In the ramshackle, predominantly Roma Radvanka district of Uzhhorod in western Ukraine, a soldier from the beleaguered minority proudly showed off a bravery award signed by President Volodymyr Zelensky.
With shrapnel from Russian bombs still lodged in his arm from fighting around Mariupol, 31-year-old Viktor Ilchak told AFP he "almost died four times" during an eight-month spell on the war's frontlines.
The bravery of soldiers like Ilchak and Roma groups helping Ukrainian refugees are chipping away at ingrained prejudices about the minority, say Roma in Uzhhorod.
"At the front it doesn't matter if you are Roma or not, we considered each other brothers," said the father-of-four.
"Many wondered whether Roma who can't read or write can fight for the army -- they were all surprised that Gypsies are fighting," said Ilchak, a tank mechanic with the 128th Transcarpathian Brigade.
"I told them -- if I am Ukrainian, I have to fight for Ukraine," he said outside his house in a potholed street where several passing cars carried military membership signs on their windscreens.
"They said the Roma don't serve, but they are wrong! In times of need we can be counted on!" shouted his father-in-law Janos Tokar, 58.
- 'Amazing' help -
Roma groups in Uzhhorod -- the largest city in Transcarpathia, Ukraine's westernmost region and home to its biggest concentration of Roma -- detect a shift in attitudes to them due to the war.
"A lot of people have begun saying on social media things like, 'Oh Roma people helped Ukrainians, this is amazing,'" said Anzhelika Bielova, head of the Voice of Romni group.
Its mission is to help young Roma women gain skills and stable jobs, but since the invasion it has also been organising aid for non-Roma refugees.
Groups like Bielova's estimate that there are 400,000 Roma scattered across Ukraine.
Already facing entrenched poverty, discrimination and segregation, the war brought new trauma with an estimated 170,000 Roma fleeing from Ukraine's east and south.
The flow of often undocumented Roma refugees was accompanied by reports of discrimination at border crossings into neighbouring countries and in humanitarian aid queues.
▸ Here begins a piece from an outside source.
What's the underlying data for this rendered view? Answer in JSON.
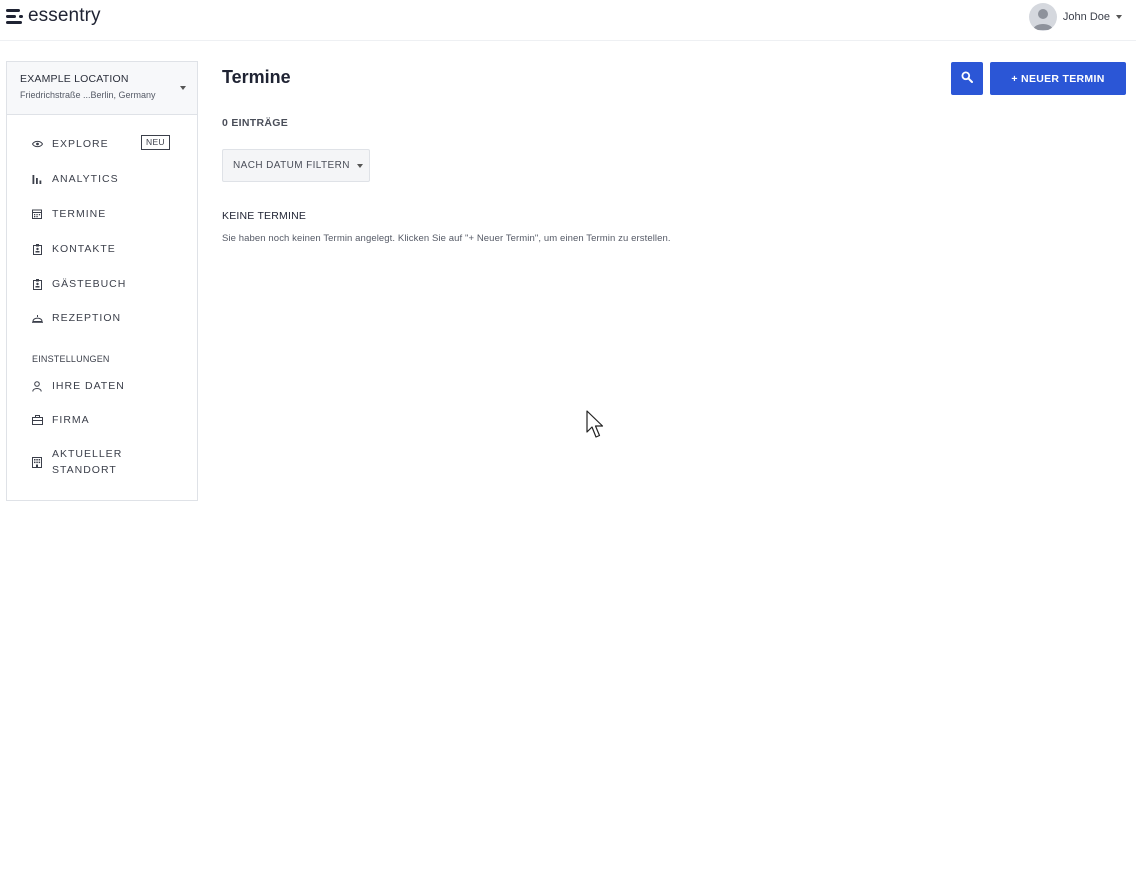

"Our organisation has helped the Ukrainian people a lot," Bielova told AFP in her office, as a queue of both Roma and non-Roma people waited outside for help.
"A lot of our team are internally displaced persons (IDPs), we know how hard it is to live in a new place," said Bielova, 27, a refugee from Zaporizhzhia herself.
- Changing minds -
In Radvanka where many makeshift houses have corrugated metal roofs and noisy goods trains thunder close by, Eleonora Kulchar runs a refugee shelter that is open to all regardless of background.
The 54-year-old initially launched the facility in March to help her "own people", who she saw not getting help at Uzhhorod train station as they fled, before receiving all comers.
"Those who have seen Roma defending Ukraine or helping Ukrainian refugees are changing their minds about us," said Kulchar, the head of a Roma education organisation called Blago.
Almost half the shelter's 70 residents are non-Roma families from Mariupol, Berdyansk, and Kherson.
Upstairs a family from Kherson told AFP they were taken in in November after failing to find a room in Uzhhorod where most hotels are fully occupied by IDPs.
"We were a bit afraid, as before we had no contact with Roma people, but then we saw that everything is ok," said Veronika Komarnitskaya, 37.
"They are just like us," said her mother Lyudmyla Chukhran, 62.
In the yard, Komarnitskaya's 10-year-old son Nikita played football with Roma children, and has even picked up a little of the Romani language.
"The war has brought us closer together, before I would never have believed that could happen," she said while bouncing a Roma child on her knee in the shelter's common room.
Still, Bielova sounded a cautious note about how long the rapprochement will last.
"After we win the war there is much work to do. We have to educate Ukrainians about human rights and dignity if we want to join the European Union," she said.